Porter says Always Greener makes no attempts to view the world through rose-coloured glasses.

"It deals with serious issues. Teenage sexuality, work pressure and stress, and bullying is a big thing initially," she says.

"It's a show about change and really it could have been set anywhere. I think it's just really nice to see a family who is real and they have their ups and downs. The humour that is in there is very Australian and very cheeky."

Cheeky indeed. It was brave to include a fart joke in the first episode, let alone take it to such giddy heights it leads to a major turning point in the plot.

Credit for a lot of the laughs must be handed to some of Australia's best-loved actors who have major roles, including John Howard and Anne Tenney who play city slickers and parents of three, John and Liz Taylor.

Porter says having experienced actors on board makes her job a lot easier.

"It's great to have actors of the calibre of John Howard and Anne Tenney who all the young cast can look up to. They're so professional. It sets a great tone."

Tenney is best remembered for her TV role as Molly, in A Country Practice, one of Australia's most-loved characters. Recently Howard played one of Australia's most intriguing characters—Bob Jelly in SeaChange.

Tenney and Howard have never worked together before, but on screen they look as though they've been a husband-and-wife team all their adult lives.

"It's a developing relationship and has started off very well," Tenney says. "John and I get on well. I feel we are very comfortable together, and also the scripted relationship is a very comfortable one. These guys have been married for 20 years and ultimately we serve the writing, but also our ideas often meet."

It was the strong, well-rounded characters that attracted both lead actors to their respective roles. Howard says he's happiest playing people with little hypocrisies, "especially when characters are stumbling through life, or when it is their own nature that gets in their way".

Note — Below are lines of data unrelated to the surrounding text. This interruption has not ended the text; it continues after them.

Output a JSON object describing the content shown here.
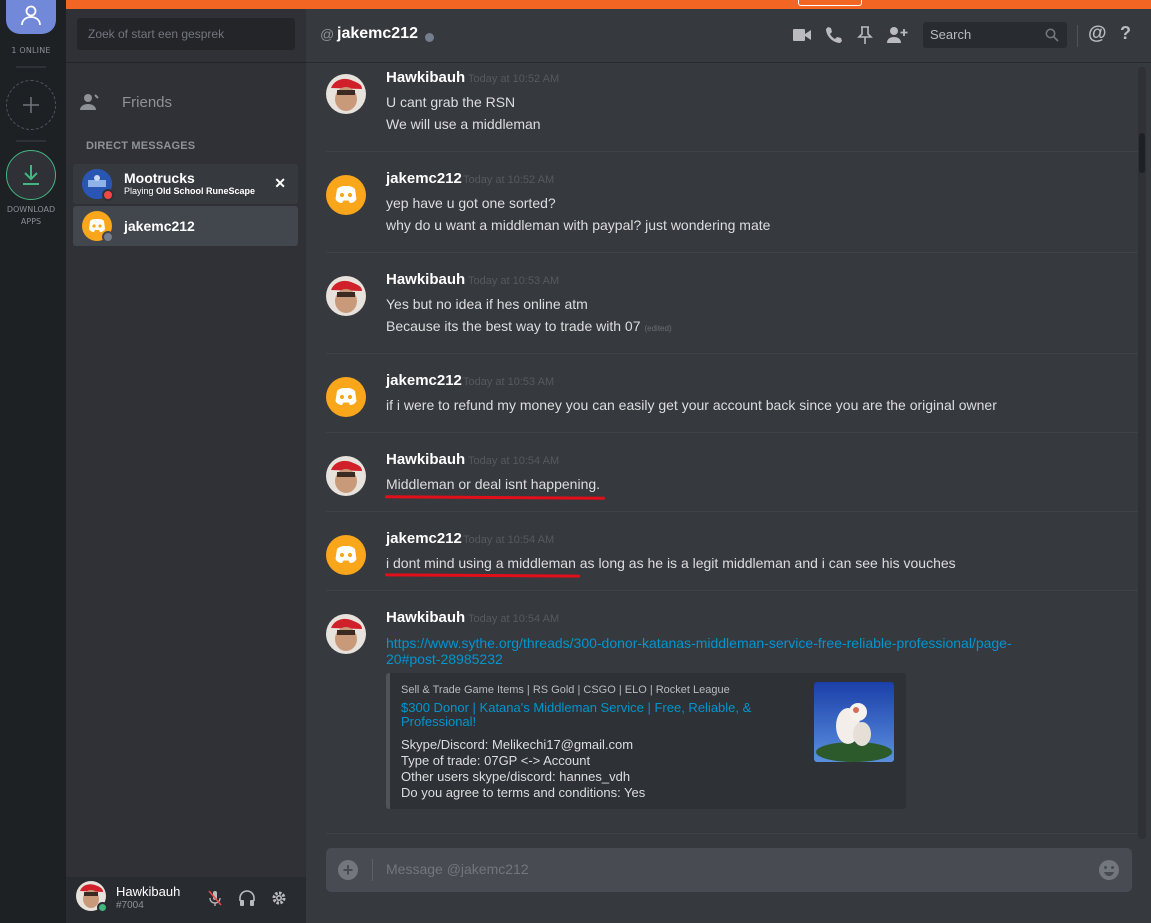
{
  "guilds": {
    "online_count": "1 ONLINE",
    "download_label_1": "DOWNLOAD",
    "download_label_2": "APPS"
  },
  "sidebar": {
    "search_placeholder": "Zoek of start een gesprek",
    "friends_label": "Friends",
    "dm_header": "DIRECT MESSAGES",
    "dms": [
      {
        "name": "Mootrucks",
        "activity_prefix": "Playing ",
        "activity_game": "Old School RuneScape",
        "status_color": "#f04747",
        "close": "✕"
      },
      {
        "name": "jakemc212",
        "status_color": "#747f8d"
      }
    ]
  },
  "user": {
    "name": "Hawkibauh",
    "tag": "#7004"
  },
  "header": {
    "at": "@",
    "channel": "jakemc212",
    "search_placeholder": "Search",
    "mention": "@",
    "help": "?"
  },
  "messages": [
    {
      "author": "Hawkibauh",
      "time": "Today at 10:52 AM",
      "avatar": "hawk",
      "lines": [
        "U cant grab the RSN",
        "We will use a middleman"
      ]
    },
    {
      "author": "jakemc212",
      "time": "Today at 10:52 AM",
      "avatar": "discord",
      "lines": [
        "yep have u got one sorted?",
        "why do u want a middleman with paypal? just wondering mate"
      ]
    },
    {
      "author": "Hawkibauh",
      "time": "Today at 10:53 AM",
      "avatar": "hawk",
      "lines": [
        "Yes but no idea if hes online atm",
        "Because its the best way to trade with 07"
      ],
      "edited": "(edited)"
    },
    {
      "author": "jakemc212",
      "time": "Today at 10:53 AM",
      "avatar": "discord",
      "lines": [
        "if i were to refund my money you can easily get your account back since you are the original owner"
      ]
    },
    {
      "author": "Hawkibauh",
      "time": "Today at 10:54 AM",
      "avatar": "hawk",
      "lines": [
        "Middleman or deal isnt happening."
      ]
    },
    {
      "author": "jakemc212",
      "time": "Today at 10:54 AM",
      "avatar": "discord",
      "lines": [
        "i dont mind using a middleman as long as he is a legit middleman and i can see his vouches"
      ]
    },
    {
      "author": "Hawkibauh",
      "time": "Today at 10:54 AM",
      "avatar": "hawk",
      "link_1": "https://www.sythe.org/threads/300-donor-katanas-middleman-service-free-reliable-professional/page-",
      "link_2": "20#post-28985232",
      "embed": {
        "provider": "Sell & Trade Game Items | RS Gold | CSGO | ELO | Rocket League",
        "title": "$300 Donor | Katana's Middleman Service | Free, Reliable, & Professional!",
        "lines": [
          "Skype/Discord: Melikechi17@gmail.com",
          "Type of trade: 07GP <-> Account",
          "Other users skype/discord: hannes_vdh",
          "Do you agree to terms and conditions: Yes"
        ]
      }
    }
  ],
  "composer": {
    "placeholder": "Message @jakemc212"
  },
  "colors": {
    "topbar": "#f26522",
    "blurple": "#7289da",
    "discord_avatar": "#faa61a",
    "link": "#0096cf",
    "underline": "#e20f1a"
  }
}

Always Greener, Sunday, Seven, 7.30pm.

September 06, 2001
Daily Telegraph